Religious liberty is having a moment.
Amidst the chaotic election chatter, this fundamental American right is rising above and demanding its voice be heard.
States like Mississippi and North Carolina have voted to defend religious liberty; Georgia’s governor vetoed a bill that would’ve offered similar protections to its citizens; and the Supreme Court just heard oral arguments on the Little Sisters of the Poor case.
And now all must deal with the consequences – PayPal halted construction of its global operations center in NC, Bruce Springsteen and Bryan Adams have canceled concerts, the NBA has threatened to pull the 2017 All-Star Game out of Charlotte, and the list goes on.
The fallout will continue and voices on both sides of the issue will only get louder and prouder. If your aim is to defend religious liberty, how do you field questions from the media about the various bills and court cases without giving into a shouting match and/or being labeled anti-LGBT, anti-woman, or intolerant? It’s a tightrope to walk.
Good thing it’s Tuesday, B² day.
Here is this week’s likely media question and the B² (block and bridge) that sets the narrative straight:
Q: “Aren’t you discriminating against the LGBT community?”
B²: “Not at all. This is about the government discriminating against people of faith. If we believe in a “live and let live” society, we must <insert talking point>.”

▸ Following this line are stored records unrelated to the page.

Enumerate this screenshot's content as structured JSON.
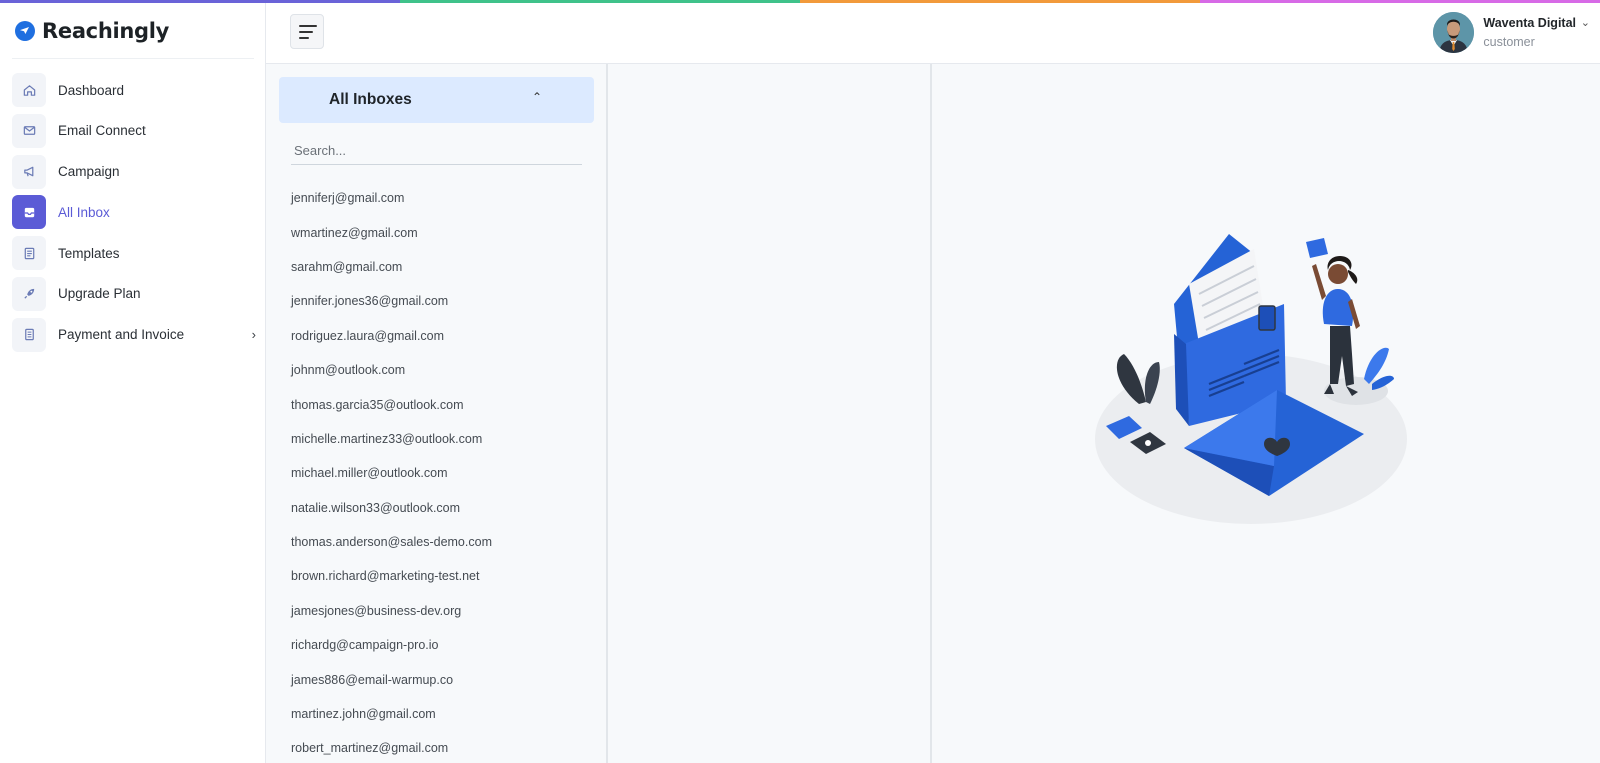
{
  "colors": {
    "accent": "#5b5bd6",
    "brand": "#1f6fe0",
    "stripe": [
      "#6a63d8",
      "#3fc28a",
      "#f29a3b",
      "#d76ae6"
    ],
    "inbox_header_bg": "#dceaff"
  },
  "app": {
    "logo_icon": "paper-plane-icon",
    "name": "Reachingly"
  },
  "sidebar": {
    "items": [
      {
        "label": "Dashboard",
        "icon": "home-icon",
        "active": false
      },
      {
        "label": "Email Connect",
        "icon": "mail-icon",
        "active": false
      },
      {
        "label": "Campaign",
        "icon": "megaphone-icon",
        "active": false
      },
      {
        "label": "All Inbox",
        "icon": "inbox-icon",
        "active": true
      },
      {
        "label": "Templates",
        "icon": "document-icon",
        "active": false
      },
      {
        "label": "Upgrade Plan",
        "icon": "rocket-icon",
        "active": false
      },
      {
        "label": "Payment and Invoice",
        "icon": "receipt-icon",
        "active": false,
        "has_submenu": true
      }
    ]
  },
  "header": {
    "menu_icon": "menu-icon",
    "user": {
      "name": "Waventa Digital",
      "role": "customer"
    }
  },
  "inbox": {
    "title": "All Inboxes",
    "search_placeholder": "Search...",
    "accounts": [
      "jenniferj@gmail.com",
      "wmartinez@gmail.com",
      "sarahm@gmail.com",
      "jennifer.jones36@gmail.com",
      "rodriguez.laura@gmail.com",
      "johnm@outlook.com",
      "thomas.garcia35@outlook.com",
      "michelle.martinez33@outlook.com",
      "michael.miller@outlook.com",
      "natalie.wilson33@outlook.com",
      "thomas.anderson@sales-demo.com",
      "brown.richard@marketing-test.net",
      "jamesjones@business-dev.org",
      "richardg@campaign-pro.io",
      "james886@email-warmup.co",
      "martinez.john@gmail.com",
      "robert_martinez@gmail.com"
    ]
  }
}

Wherever you take the conversation next, refocus the narrative on the true point of conflict – government coercion. Even if you personally disagree with someone’s religious beliefs or practices, there is common ground in the idea that America should be a “live and let live” society. If you can establish a point of agreement and then bridge to a talking point that spotlights the people you defend, you’ve got a winning message.